Translating the work of what is known as the Combined Authority into the authority of an elected mayor and the establishment of a functioning infrastructure, will be the prerequisite to gain the much needed resource and further devolvement of powers, which government have promised.

This should be, albeit in limited form, a tremendous opportunity. To draw down on the kind of resources which other areas with an elected mayor benefited from in the November budget. In the case of Greater Manchester £243 million, and for the West Midlands £250 million, for transport infrastructure alone.

Not to mention the separate funding set aside for “cities”. All six of the areas already formally designated for earmarked funding, were able to plan on the basis of ring fenced and therefore earmarked cash for their area.

South Yorkshire was not! Funding for the current financial year running to March 31 2018 would appear to have gone by the board. But there is a future. 2018 could be the time when everyone gets their act together. Puts their individual preferences behind them, faces reality rather than continuing self-delusion, and ensure that the people of our area benefit from that “statescraft,” which understands when compromise is needed, but then uses the fruits to benefit and enhance the life chances of those they serve.

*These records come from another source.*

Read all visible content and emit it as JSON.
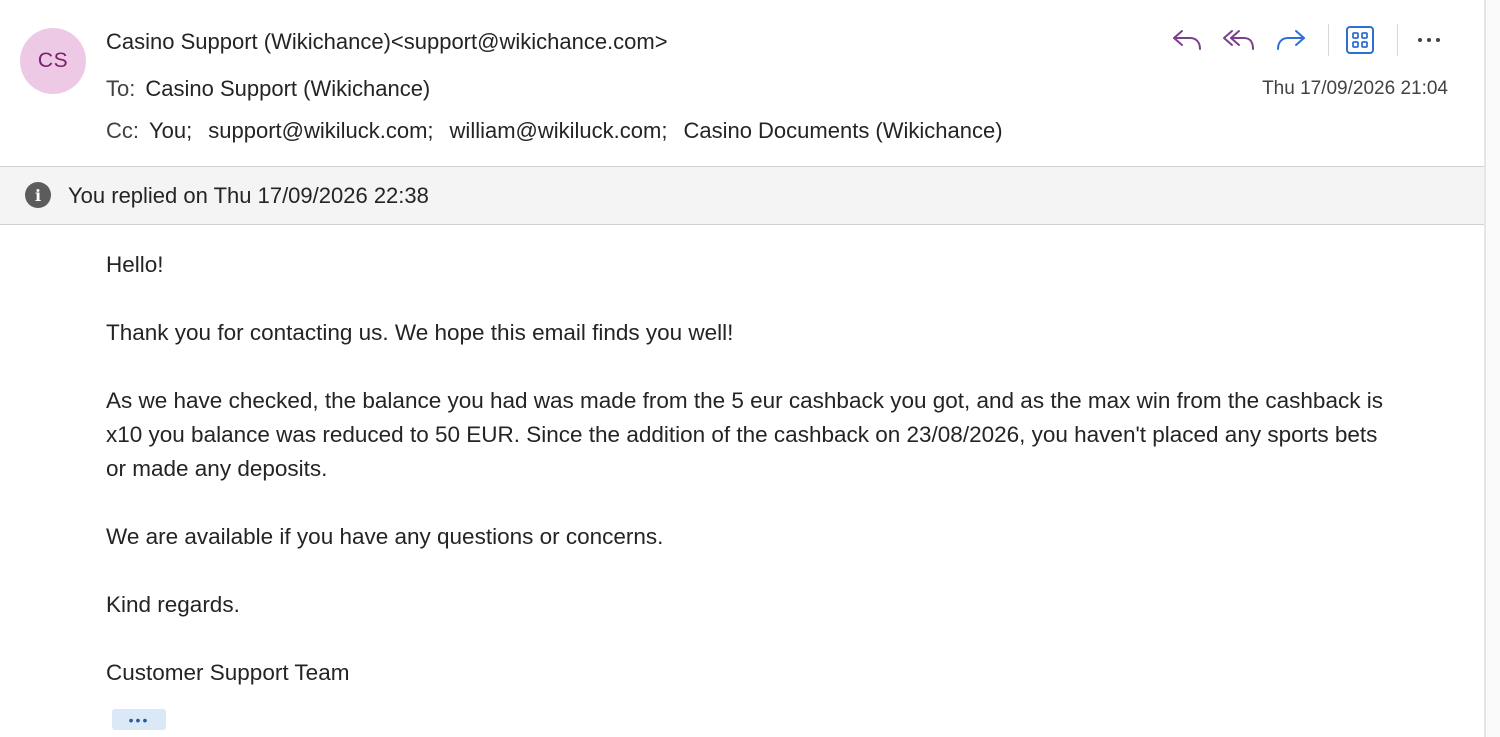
{
  "header": {
    "avatar_initials": "CS",
    "sender": "Casino Support (Wikichance)<support@wikichance.com>",
    "to_label": "To:",
    "to_value": "Casino Support (Wikichance)",
    "cc_label": "Cc:",
    "cc": [
      "You;",
      "support@wikiluck.com;",
      "william@wikiluck.com;",
      "Casino Documents (Wikichance)"
    ],
    "timestamp": "Thu 17/09/2026 21:04"
  },
  "toolbar": {
    "icons": [
      "reply-icon",
      "reply-all-icon",
      "forward-icon",
      "apps-icon",
      "more-actions-icon"
    ]
  },
  "info_bar": {
    "text": "You replied on Thu 17/09/2026 22:38"
  },
  "body": {
    "greeting": "Hello!",
    "paragraph1": "Thank you for contacting us. We hope this email finds you well!",
    "paragraph2": "As we have checked, the balance you had was made from the 5 eur cashback you got, and as the max win from the cashback is x10 you balance was reduced to 50 EUR. Since the addition of the cashback on 23/08/2026, you haven't placed any sports bets or made any deposits.",
    "paragraph3": "We are available if you have any questions or concerns.",
    "closing": "Kind regards.",
    "signature": "Customer Support Team"
  },
  "more_button": {
    "label": "•••"
  },
  "colors": {
    "avatar_bg": "#eec9e6",
    "avatar_text": "#7a1f6e",
    "reply_icon": "#7b3f8e",
    "forward_icon": "#2f6fd1",
    "info_bar_bg": "#f4f4f4"
  }
}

I surely cannot be the only one who is sick and tired of hearing that Greater Manchester has benefited from this, that or other initiatives. That the axis of West of the Pennines and London are the only games in town. Perhaps with the exception of Birmingham and the West Midlands where a Conservative mayor was elected last May who has immediately done extra devolution deals with central government. Andy Burnham, who happens to be my friend, was elected the Mayor of Greater Manchester at the same time. He has forged ahead as a key representative of the Labour Party in the North, to demonstrate that there can be an alternative which relates the resources available to the needs of people locally. Yes, we can do it. By overcoming the differences that have bedevilled us in both the political and administrative spheres, it will be possible to unite around economic and social strategies that are about sustainable and inclusive growth, which look at how to develop a skills agenda which is facing outwards and addressing the needs of the future. In this way we can avoid the promise of investment and improved prosperity slipping away through our fingers, as so is often the case. We can in essence ensure that east of the Pennines, with the major cities collaborating with their neighbours, display a determination to match what is taking place over the Pennines. Time in other words for maturity, for vision and for a determination to build from the bottom up and to demonstrate that we are no less capable, no less innovative and no less skilled at making the most of what is on offer, than any other part of the United Kingdom. Surely that is a worthwhile New Year’s resolution which we can all rally behind?